▶ YOUR TASK
Show every line below where "that" can be found.

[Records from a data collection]
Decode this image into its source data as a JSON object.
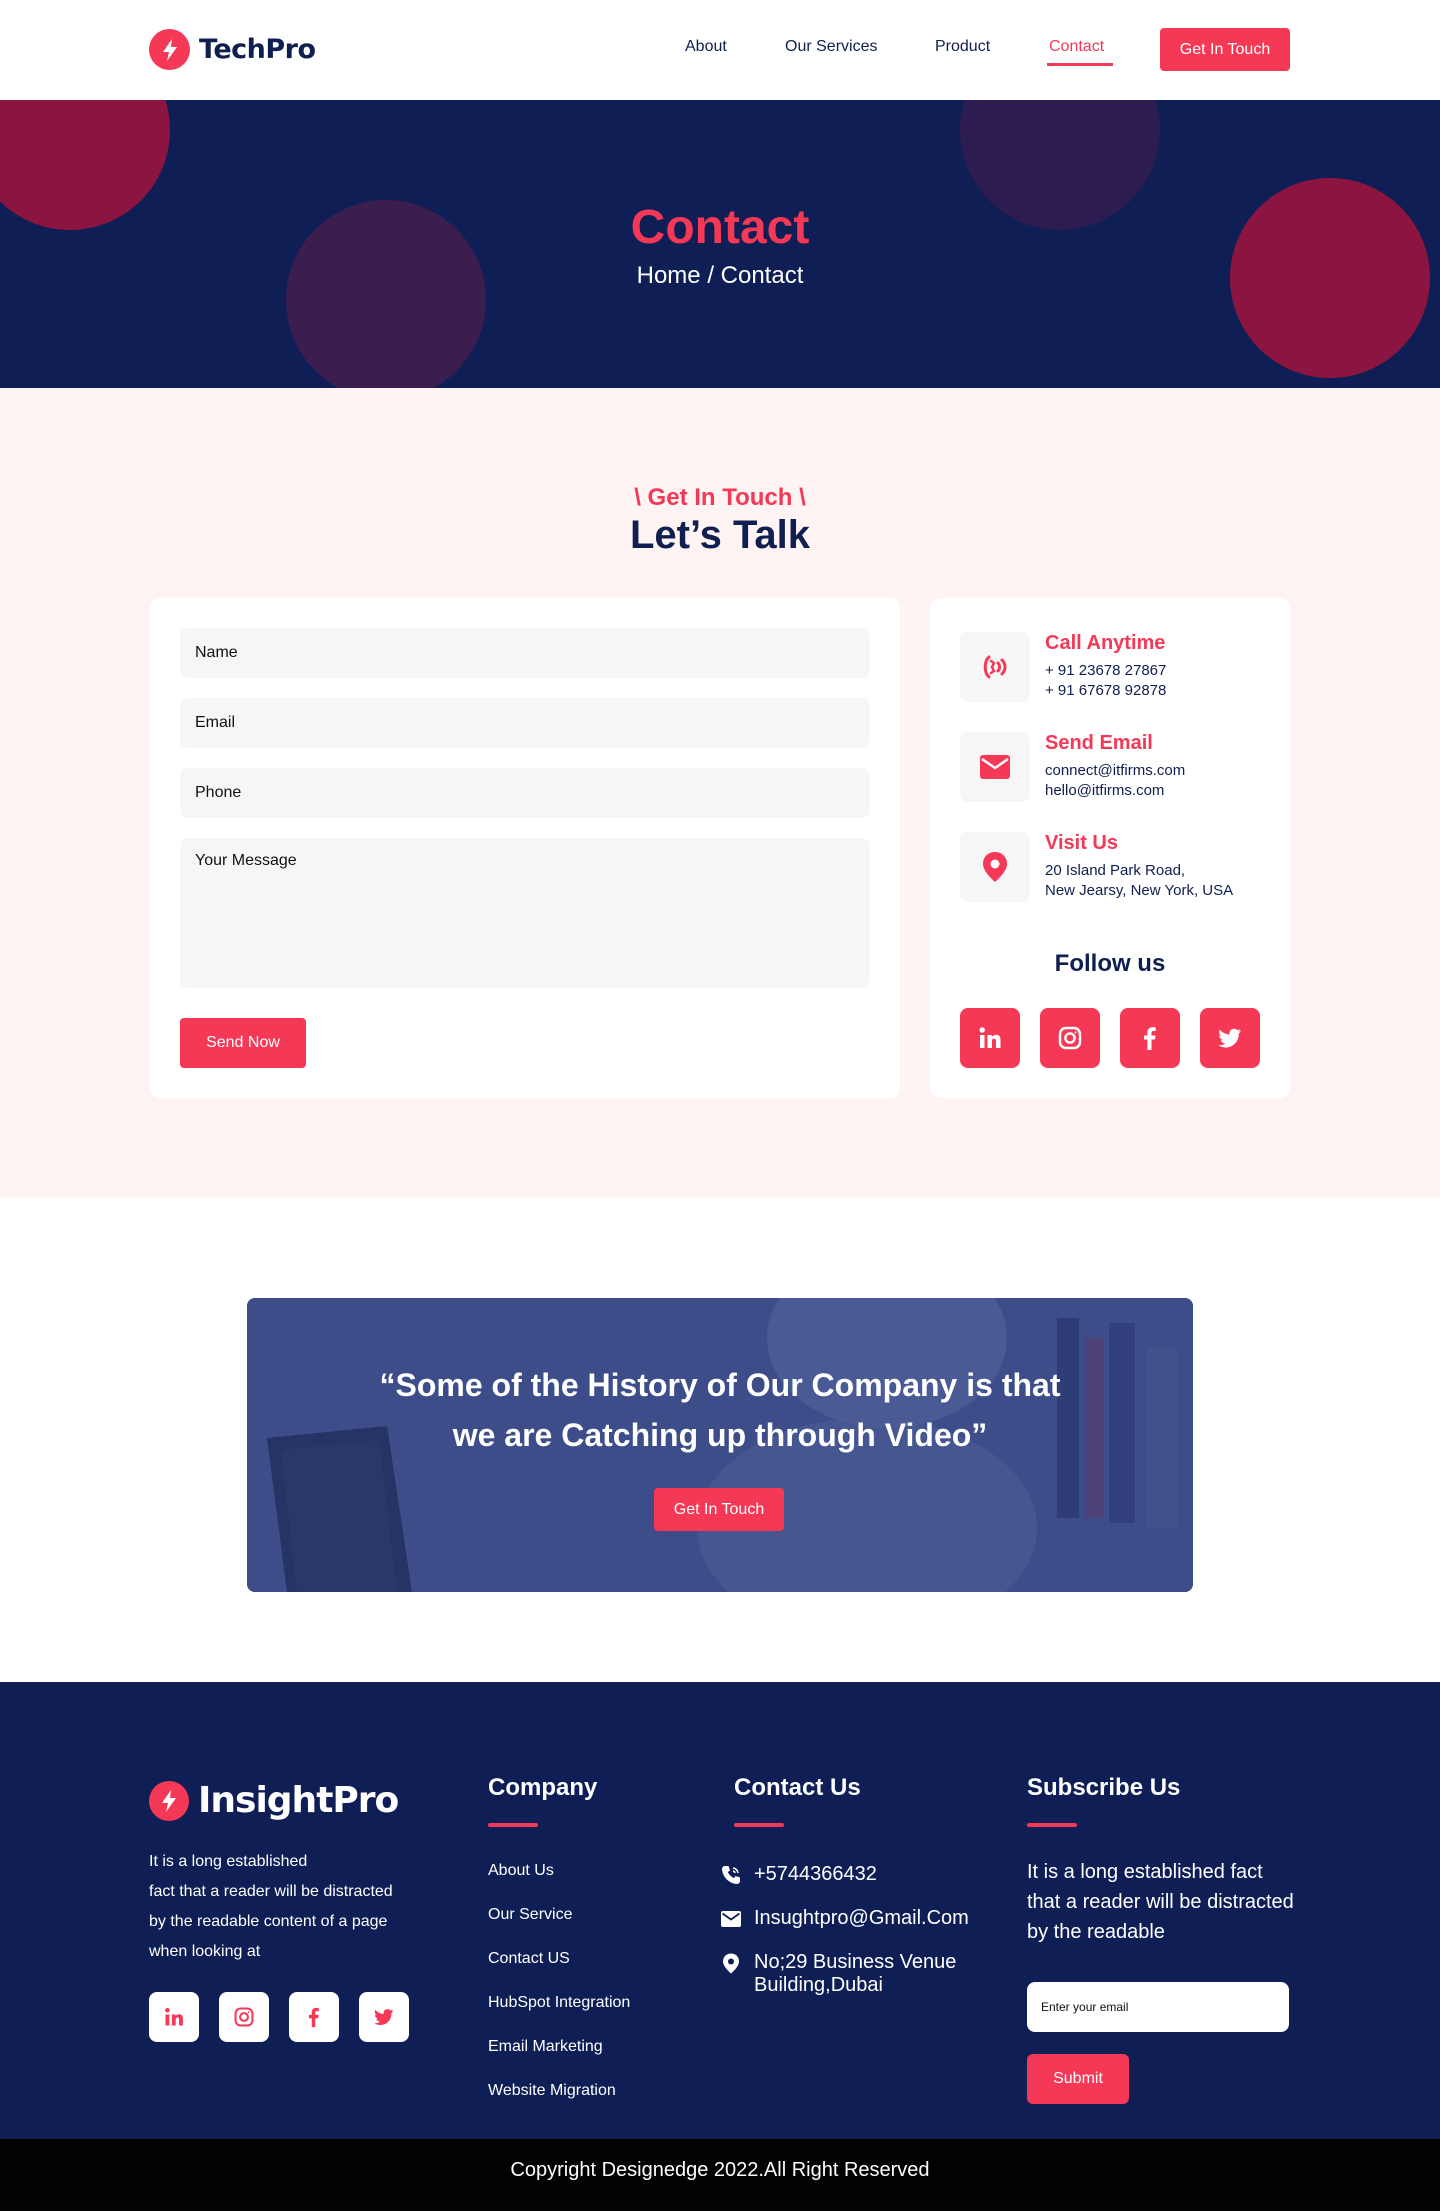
{
  "header": {
    "logo_text": "TechPro",
    "nav": [
      {
        "label": "About"
      },
      {
        "label": "Our Services"
      },
      {
        "label": "Product"
      },
      {
        "label": "Contact",
        "active": true
      }
    ],
    "cta_label": "Get In Touch"
  },
  "hero": {
    "title": "Contact",
    "breadcrumb": "Home / Contact"
  },
  "contact": {
    "kicker": "\\ Get In Touch \\",
    "title": "Let’s Talk",
    "form": {
      "name_placeholder": "Name",
      "email_placeholder": "Email",
      "phone_placeholder": "Phone",
      "message_placeholder": "Your Message",
      "submit_label": "Send Now"
    },
    "info": [
      {
        "title": "Call Anytime",
        "icon": "phone-ringing-icon",
        "lines": [
          "+ 91 23678 27867",
          "+ 91 67678 92878"
        ]
      },
      {
        "title": "Send Email",
        "icon": "envelope-icon",
        "lines": [
          "connect@itfirms.com",
          "hello@itfirms.com"
        ]
      },
      {
        "title": "Visit Us",
        "icon": "location-pin-icon",
        "lines": [
          "20 Island Park Road,",
          "New Jearsy, New York, USA"
        ]
      }
    ],
    "follow_title": "Follow us",
    "social_icons": [
      "linkedin-icon",
      "instagram-icon",
      "facebook-icon",
      "twitter-icon"
    ]
  },
  "banner": {
    "quote_line1": "“Some of the History of Our Company is that",
    "quote_line2": "we are Catching up through Video”",
    "cta_label": "Get In Touch"
  },
  "footer": {
    "logo_text": "InsightPro",
    "about_lines": [
      "It is a long established",
      "fact that a reader will be distracted",
      "by the readable content of a page",
      "when looking at"
    ],
    "company_heading": "Company",
    "company_links": [
      "About Us",
      "Our Service",
      "Contact US",
      "HubSpot Integration",
      "Email Marketing",
      "Website Migration"
    ],
    "contact_heading": "Contact Us",
    "phone": "+5744366432",
    "email": "Insughtpro@Gmail.Com",
    "address_line1": "No;29 Business Venue",
    "address_line2": "Building,Dubai",
    "subscribe_heading": "Subscribe Us",
    "subscribe_text": "It is a long established fact that a reader will be distracted by the readable",
    "email_placeholder": "Enter your email",
    "submit_label": "Submit",
    "copyright": "Copyright Designedge 2022.All Right Reserved"
  },
  "colors": {
    "accent": "#f53855",
    "navy": "#0f1f55",
    "section_bg": "#fff4f4"
  }
}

▶ TASK OUTPUT
    "quote_line1": "“Some of the History of Our Company is that",
      "fact that a reader will be distracted",
    "subscribe_text": "It is a long established fact that a reader will be distracted by the readable",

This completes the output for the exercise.